Task description: Please say how many lines in the material include the string "shape", and nothing else.
──────── Information given ────────
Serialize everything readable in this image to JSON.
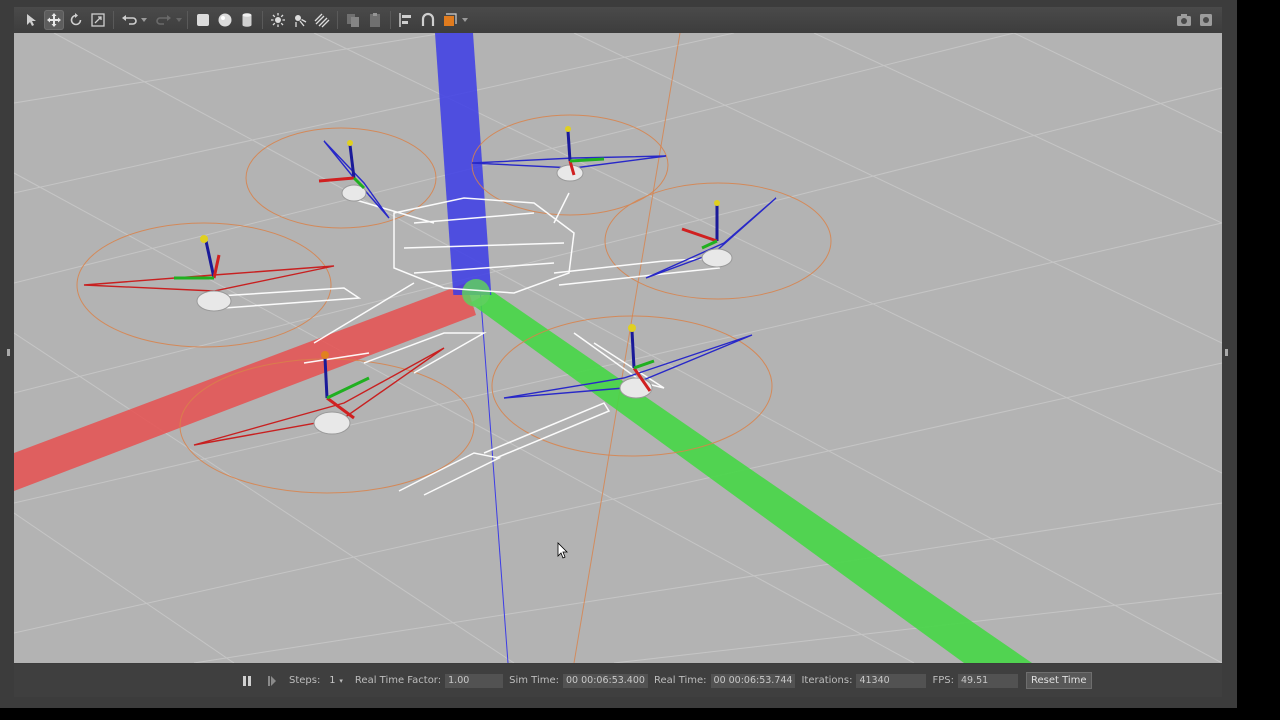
{
  "status": {
    "steps_label": "Steps:",
    "steps_value": "1",
    "rtf_label": "Real Time Factor:",
    "rtf_value": "1.00",
    "sim_time_label": "Sim Time:",
    "sim_time_value": "00 00:06:53.400",
    "real_time_label": "Real Time:",
    "real_time_value": "00 00:06:53.744",
    "iterations_label": "Iterations:",
    "iterations_value": "41340",
    "fps_label": "FPS:",
    "fps_value": "49.51",
    "reset_label": "Reset Time"
  },
  "toolbar": {
    "icons": [
      "select-arrow-icon",
      "translate-icon",
      "rotate-icon",
      "scale-icon",
      "undo-icon",
      "redo-icon",
      "box-shape-icon",
      "sphere-shape-icon",
      "cylinder-shape-icon",
      "point-light-icon",
      "spot-light-icon",
      "directional-light-icon",
      "copy-icon",
      "paste-icon",
      "align-icon",
      "snap-icon",
      "view-angle-icon",
      "screenshot-icon",
      "record-icon"
    ],
    "active_tool": "translate"
  },
  "colors": {
    "viewport_bg": "#b3b3b3",
    "x_axis": "#e65050",
    "y_axis": "#46d646",
    "z_axis": "#3c3ce6",
    "rotor_disk": "#d9824a",
    "accent_orange": "#e07b1e"
  }
}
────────
Answer below: 3